## What the task requires
Could you copy exactly the lines from the one containing "Extract the structured" through the last line of the records below, and nothing else?

[Recorded data]

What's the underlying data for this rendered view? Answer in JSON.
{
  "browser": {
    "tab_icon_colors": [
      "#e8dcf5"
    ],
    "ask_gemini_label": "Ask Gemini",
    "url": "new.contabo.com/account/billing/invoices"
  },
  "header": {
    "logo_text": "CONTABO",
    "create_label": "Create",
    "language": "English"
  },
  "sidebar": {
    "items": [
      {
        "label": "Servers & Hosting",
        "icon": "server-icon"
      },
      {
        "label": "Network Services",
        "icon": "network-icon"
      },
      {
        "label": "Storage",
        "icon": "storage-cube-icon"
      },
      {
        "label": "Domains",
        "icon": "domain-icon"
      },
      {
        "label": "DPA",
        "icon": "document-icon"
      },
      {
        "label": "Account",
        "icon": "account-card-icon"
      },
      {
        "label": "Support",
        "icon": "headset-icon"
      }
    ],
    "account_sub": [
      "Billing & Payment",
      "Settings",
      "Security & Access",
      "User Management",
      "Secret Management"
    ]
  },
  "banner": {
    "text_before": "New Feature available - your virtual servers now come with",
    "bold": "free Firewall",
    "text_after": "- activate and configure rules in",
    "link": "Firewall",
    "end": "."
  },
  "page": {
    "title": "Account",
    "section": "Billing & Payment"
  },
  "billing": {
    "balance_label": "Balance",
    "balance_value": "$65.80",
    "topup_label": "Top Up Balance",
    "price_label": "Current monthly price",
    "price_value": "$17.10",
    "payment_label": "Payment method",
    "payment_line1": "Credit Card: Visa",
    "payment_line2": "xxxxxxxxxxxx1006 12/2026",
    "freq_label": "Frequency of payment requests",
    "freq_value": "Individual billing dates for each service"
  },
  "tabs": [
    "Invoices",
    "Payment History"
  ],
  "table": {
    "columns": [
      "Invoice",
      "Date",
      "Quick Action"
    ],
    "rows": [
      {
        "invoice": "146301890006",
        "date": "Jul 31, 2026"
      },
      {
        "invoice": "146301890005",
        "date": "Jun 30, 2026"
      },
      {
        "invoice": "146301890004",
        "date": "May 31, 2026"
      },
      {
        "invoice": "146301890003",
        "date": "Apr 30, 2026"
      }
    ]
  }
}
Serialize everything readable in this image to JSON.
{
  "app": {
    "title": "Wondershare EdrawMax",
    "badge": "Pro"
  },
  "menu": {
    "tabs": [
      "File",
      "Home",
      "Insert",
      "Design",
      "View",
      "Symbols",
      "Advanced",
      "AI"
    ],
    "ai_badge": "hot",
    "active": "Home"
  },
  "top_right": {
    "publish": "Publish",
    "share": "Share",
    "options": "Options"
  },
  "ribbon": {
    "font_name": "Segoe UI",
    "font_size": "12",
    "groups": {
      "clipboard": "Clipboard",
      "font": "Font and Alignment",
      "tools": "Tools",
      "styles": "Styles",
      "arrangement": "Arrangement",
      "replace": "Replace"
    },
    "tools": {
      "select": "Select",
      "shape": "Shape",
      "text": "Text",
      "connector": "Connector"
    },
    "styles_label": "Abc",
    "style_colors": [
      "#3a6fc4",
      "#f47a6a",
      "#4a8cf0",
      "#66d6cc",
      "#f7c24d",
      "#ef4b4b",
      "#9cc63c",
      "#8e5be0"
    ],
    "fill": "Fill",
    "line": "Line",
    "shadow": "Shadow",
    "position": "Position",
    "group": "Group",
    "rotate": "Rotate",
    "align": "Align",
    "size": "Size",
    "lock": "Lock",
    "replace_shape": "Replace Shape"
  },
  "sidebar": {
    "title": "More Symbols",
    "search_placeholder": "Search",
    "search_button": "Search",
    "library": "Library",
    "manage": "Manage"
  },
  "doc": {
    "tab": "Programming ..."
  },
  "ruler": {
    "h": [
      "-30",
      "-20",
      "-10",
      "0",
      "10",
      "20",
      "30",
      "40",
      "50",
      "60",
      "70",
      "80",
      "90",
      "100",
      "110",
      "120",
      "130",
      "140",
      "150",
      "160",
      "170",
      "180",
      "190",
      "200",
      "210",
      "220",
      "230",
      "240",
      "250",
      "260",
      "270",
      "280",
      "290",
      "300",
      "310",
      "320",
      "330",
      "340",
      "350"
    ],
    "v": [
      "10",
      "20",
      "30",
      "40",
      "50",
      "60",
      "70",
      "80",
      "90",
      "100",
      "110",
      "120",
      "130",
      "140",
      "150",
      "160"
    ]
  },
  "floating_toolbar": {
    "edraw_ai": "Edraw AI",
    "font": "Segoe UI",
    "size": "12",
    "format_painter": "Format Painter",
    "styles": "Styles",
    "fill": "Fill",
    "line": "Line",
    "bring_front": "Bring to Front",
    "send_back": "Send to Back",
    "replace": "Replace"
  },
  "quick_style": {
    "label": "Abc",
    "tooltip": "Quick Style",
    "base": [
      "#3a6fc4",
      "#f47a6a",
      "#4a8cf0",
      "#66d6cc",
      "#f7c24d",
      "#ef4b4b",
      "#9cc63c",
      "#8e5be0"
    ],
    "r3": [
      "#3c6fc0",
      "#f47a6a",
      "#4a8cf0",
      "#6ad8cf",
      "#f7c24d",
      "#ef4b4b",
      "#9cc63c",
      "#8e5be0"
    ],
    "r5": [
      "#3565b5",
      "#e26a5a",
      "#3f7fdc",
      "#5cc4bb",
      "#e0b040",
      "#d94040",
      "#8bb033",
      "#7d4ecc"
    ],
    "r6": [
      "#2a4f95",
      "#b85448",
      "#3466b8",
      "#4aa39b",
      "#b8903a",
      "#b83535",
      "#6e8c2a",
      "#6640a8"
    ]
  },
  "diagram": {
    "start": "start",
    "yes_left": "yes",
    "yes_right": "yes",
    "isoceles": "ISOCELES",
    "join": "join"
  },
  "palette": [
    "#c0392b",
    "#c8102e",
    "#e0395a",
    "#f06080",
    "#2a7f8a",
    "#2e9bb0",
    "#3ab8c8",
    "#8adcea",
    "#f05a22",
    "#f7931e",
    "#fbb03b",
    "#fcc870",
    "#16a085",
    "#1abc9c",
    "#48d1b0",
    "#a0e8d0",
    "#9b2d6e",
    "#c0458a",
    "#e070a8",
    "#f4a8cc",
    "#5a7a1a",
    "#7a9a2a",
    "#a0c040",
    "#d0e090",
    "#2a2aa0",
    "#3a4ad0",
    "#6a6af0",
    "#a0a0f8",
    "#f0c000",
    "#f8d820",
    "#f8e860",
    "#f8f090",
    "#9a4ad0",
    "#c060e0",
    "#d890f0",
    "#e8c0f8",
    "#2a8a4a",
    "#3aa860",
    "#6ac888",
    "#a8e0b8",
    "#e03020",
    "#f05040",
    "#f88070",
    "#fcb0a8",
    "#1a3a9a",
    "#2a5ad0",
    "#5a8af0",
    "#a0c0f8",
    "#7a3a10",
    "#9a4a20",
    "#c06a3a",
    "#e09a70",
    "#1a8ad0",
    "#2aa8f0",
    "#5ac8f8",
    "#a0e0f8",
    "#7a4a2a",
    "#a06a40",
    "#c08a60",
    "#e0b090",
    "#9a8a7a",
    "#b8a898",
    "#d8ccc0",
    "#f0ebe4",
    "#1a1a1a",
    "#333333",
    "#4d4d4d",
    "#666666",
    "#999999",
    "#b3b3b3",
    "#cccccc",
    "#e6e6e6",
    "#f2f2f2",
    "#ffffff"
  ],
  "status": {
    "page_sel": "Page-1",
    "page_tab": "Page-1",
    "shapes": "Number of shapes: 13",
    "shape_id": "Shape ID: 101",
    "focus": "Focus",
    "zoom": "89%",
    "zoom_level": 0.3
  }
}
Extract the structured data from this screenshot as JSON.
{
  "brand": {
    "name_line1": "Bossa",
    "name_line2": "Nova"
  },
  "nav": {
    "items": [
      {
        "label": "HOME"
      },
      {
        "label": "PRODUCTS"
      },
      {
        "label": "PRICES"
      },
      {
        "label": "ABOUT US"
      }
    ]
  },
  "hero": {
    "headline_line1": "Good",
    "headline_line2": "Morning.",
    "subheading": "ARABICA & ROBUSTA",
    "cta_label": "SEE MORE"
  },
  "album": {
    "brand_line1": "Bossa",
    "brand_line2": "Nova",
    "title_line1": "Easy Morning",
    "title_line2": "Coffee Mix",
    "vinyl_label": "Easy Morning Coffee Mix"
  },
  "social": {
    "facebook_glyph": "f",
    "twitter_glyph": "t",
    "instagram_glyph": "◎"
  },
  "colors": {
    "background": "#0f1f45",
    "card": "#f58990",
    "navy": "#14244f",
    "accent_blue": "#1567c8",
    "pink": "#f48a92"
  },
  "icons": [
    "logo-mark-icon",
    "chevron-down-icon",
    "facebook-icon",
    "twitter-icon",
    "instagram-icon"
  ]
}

## Answer section
Extract the structured data from this screenshot as JSON.
{
  "brand": {
    "name_line1": "Bossa",
    "name_line2": "Nova"
  },
  "nav": {
    "items": [
      {
        "label": "HOME"
      },
      {
        "label": "PRODUCTS"
      },
      {
        "label": "PRICES"
      },
      {
        "label": "ABOUT US"
      }
    ]
  },
  "hero": {
    "headline_line1": "Good",
    "headline_line2": "Morning.",
    "subheading": "ARABICA & ROBUSTA",
    "cta_label": "SEE MORE"
  },
  "album": {
    "brand_line1": "Bossa",
    "brand_line2": "Nova",
    "title_line1": "Easy Morning",
    "title_line2": "Coffee Mix",
    "vinyl_label": "Easy Morning Coffee Mix"
  },
  "social": {
    "facebook_glyph": "f",
    "twitter_glyph": "t",
    "instagram_glyph": "◎"
  },
  "colors": {
    "background": "#0f1f45",
    "card": "#f58990",
    "navy": "#14244f",
    "accent_blue": "#1567c8",
    "pink": "#f48a92"
  },
  "icons": [
    "logo-mark-icon",
    "chevron-down-icon",
    "facebook-icon",
    "twitter-icon",
    "instagram-icon"
  ]
}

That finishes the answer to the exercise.